*** Block opens ***

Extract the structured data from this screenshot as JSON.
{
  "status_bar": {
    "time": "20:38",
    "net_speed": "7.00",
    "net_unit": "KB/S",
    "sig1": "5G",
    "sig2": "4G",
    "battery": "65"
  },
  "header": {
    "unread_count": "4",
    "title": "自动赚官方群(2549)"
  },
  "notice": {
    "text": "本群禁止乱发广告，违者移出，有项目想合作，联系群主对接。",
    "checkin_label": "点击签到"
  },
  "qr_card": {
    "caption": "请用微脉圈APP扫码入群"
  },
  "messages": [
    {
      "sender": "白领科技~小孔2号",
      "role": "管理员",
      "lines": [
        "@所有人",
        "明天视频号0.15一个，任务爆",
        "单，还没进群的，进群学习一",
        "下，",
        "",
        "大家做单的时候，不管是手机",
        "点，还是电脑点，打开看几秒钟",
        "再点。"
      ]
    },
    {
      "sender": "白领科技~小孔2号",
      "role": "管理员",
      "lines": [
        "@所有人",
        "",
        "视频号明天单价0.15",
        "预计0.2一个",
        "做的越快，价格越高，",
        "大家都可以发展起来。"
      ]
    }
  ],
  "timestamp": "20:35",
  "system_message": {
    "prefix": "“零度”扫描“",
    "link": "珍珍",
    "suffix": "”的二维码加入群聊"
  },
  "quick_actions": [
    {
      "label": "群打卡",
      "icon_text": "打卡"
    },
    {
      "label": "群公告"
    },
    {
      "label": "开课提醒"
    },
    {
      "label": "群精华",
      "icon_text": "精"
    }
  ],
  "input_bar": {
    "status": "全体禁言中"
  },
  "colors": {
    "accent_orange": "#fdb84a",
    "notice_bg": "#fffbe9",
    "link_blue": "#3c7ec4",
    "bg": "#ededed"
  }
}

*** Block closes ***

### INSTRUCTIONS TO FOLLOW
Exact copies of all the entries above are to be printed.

### RESPONSE TO THIS EXERCISE
Extract the structured data from this screenshot as JSON.
{
  "status_bar": {
    "time": "20:38",
    "net_speed": "7.00",
    "net_unit": "KB/S",
    "sig1": "5G",
    "sig2": "4G",
    "battery": "65"
  },
  "header": {
    "unread_count": "4",
    "title": "自动赚官方群(2549)"
  },
  "notice": {
    "text": "本群禁止乱发广告，违者移出，有项目想合作，联系群主对接。",
    "checkin_label": "点击签到"
  },
  "qr_card": {
    "caption": "请用微脉圈APP扫码入群"
  },
  "messages": [
    {
      "sender": "白领科技~小孔2号",
      "role": "管理员",
      "lines": [
        "@所有人",
        "明天视频号0.15一个，任务爆",
        "单，还没进群的，进群学习一",
        "下，",
        "",
        "大家做单的时候，不管是手机",
        "点，还是电脑点，打开看几秒钟",
        "再点。"
      ]
    },
    {
      "sender": "白领科技~小孔2号",
      "role": "管理员",
      "lines": [
        "@所有人",
        "",
        "视频号明天单价0.15",
        "预计0.2一个",
        "做的越快，价格越高，",
        "大家都可以发展起来。"
      ]
    }
  ],
  "timestamp": "20:35",
  "system_message": {
    "prefix": "“零度”扫描“",
    "link": "珍珍",
    "suffix": "”的二维码加入群聊"
  },
  "quick_actions": [
    {
      "label": "群打卡",
      "icon_text": "打卡"
    },
    {
      "label": "群公告"
    },
    {
      "label": "开课提醒"
    },
    {
      "label": "群精华",
      "icon_text": "精"
    }
  ],
  "input_bar": {
    "status": "全体禁言中"
  },
  "colors": {
    "accent_orange": "#fdb84a",
    "notice_bg": "#fffbe9",
    "link_blue": "#3c7ec4",
    "bg": "#ededed"
  }
}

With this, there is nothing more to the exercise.